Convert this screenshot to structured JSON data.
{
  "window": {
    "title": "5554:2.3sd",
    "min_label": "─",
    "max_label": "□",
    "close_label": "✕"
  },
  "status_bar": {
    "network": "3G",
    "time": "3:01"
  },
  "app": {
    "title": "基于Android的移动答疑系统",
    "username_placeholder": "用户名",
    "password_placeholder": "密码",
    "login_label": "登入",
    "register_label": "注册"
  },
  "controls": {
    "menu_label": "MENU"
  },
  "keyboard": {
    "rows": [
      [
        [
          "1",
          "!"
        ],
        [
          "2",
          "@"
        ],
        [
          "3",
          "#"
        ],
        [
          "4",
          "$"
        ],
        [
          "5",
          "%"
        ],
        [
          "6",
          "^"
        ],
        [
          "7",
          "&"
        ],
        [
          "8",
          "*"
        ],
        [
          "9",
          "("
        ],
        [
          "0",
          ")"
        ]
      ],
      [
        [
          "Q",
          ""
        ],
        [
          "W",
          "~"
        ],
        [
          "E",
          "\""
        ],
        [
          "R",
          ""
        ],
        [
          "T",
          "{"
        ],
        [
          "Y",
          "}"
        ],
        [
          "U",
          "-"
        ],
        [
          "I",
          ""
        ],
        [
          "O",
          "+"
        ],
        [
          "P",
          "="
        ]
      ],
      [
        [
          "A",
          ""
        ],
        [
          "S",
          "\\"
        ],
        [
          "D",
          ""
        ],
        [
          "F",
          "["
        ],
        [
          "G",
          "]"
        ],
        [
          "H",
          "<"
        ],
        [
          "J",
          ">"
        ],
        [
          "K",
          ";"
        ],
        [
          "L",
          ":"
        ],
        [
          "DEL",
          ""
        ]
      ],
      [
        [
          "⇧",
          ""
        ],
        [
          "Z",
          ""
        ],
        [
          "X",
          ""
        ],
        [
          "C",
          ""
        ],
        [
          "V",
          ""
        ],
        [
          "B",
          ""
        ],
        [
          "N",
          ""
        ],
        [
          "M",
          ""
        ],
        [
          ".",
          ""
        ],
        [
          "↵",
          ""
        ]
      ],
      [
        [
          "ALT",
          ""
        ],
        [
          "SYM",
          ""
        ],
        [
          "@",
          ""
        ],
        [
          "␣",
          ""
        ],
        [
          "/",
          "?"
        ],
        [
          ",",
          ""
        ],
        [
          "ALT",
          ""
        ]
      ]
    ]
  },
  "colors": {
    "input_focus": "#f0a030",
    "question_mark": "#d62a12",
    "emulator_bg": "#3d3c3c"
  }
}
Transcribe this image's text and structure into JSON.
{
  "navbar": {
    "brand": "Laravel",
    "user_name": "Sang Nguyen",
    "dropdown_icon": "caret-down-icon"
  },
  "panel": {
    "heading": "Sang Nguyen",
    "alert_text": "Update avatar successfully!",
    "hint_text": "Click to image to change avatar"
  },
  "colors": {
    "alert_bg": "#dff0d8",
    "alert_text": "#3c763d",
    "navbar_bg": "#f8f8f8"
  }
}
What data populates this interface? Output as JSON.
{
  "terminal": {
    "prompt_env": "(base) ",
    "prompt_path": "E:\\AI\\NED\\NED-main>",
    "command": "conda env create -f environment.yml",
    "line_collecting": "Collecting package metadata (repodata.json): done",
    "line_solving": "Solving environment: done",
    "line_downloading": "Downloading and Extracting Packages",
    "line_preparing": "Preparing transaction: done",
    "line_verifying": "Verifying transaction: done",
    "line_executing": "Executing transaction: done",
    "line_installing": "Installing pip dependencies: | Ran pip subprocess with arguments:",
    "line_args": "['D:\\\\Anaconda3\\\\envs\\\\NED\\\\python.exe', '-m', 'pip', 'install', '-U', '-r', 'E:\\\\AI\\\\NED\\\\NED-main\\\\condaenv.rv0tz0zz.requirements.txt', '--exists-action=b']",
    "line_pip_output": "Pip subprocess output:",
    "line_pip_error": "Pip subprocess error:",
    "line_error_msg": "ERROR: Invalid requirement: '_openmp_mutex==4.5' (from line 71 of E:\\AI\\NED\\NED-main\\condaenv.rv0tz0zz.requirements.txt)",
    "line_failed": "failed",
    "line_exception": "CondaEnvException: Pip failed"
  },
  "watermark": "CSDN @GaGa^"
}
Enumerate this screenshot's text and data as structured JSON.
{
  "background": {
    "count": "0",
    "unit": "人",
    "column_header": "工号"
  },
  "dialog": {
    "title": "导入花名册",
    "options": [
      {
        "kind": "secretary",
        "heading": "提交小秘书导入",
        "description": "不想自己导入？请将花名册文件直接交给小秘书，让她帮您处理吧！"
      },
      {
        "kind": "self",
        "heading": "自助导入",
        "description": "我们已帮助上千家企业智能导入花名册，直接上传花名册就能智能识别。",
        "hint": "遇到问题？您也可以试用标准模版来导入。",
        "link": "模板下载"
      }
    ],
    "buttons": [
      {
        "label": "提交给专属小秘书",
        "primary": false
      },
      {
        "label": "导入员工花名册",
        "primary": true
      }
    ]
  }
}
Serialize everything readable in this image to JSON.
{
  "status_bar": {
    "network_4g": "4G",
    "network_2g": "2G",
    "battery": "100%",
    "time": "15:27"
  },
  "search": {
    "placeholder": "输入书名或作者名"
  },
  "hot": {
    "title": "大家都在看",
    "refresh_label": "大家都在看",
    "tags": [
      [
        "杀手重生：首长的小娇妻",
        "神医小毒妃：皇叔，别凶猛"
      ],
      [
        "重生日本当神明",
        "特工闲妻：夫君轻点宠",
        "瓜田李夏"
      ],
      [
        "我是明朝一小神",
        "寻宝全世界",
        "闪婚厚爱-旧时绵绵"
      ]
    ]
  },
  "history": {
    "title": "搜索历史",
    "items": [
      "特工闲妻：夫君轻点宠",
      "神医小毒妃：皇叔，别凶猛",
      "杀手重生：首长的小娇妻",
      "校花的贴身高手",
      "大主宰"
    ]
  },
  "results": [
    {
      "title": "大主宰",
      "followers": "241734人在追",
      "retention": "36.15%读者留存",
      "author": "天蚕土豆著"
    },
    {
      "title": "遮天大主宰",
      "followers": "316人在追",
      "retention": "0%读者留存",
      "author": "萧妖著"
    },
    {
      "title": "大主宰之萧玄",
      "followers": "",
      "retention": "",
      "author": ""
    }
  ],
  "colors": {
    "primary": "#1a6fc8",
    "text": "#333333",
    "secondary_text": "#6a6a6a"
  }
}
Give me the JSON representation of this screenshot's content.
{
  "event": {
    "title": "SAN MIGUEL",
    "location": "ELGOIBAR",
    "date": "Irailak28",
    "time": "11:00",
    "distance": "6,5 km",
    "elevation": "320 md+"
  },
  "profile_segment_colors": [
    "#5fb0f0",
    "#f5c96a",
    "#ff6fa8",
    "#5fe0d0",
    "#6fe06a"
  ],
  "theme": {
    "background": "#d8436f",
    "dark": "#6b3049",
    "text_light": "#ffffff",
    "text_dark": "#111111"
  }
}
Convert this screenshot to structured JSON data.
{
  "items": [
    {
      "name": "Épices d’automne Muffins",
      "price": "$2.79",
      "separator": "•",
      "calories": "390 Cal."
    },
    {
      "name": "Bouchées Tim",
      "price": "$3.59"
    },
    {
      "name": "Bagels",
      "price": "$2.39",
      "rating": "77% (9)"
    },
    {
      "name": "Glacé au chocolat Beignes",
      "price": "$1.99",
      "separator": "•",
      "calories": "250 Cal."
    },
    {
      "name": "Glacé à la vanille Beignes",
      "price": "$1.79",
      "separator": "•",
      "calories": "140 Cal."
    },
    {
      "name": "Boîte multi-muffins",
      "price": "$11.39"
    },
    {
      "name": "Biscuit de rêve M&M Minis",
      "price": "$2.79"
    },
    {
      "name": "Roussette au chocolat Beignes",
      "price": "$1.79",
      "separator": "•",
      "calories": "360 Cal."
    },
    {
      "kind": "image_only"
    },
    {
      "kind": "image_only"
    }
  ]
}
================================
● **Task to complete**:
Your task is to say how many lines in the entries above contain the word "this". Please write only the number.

● **Answer for the task**:
7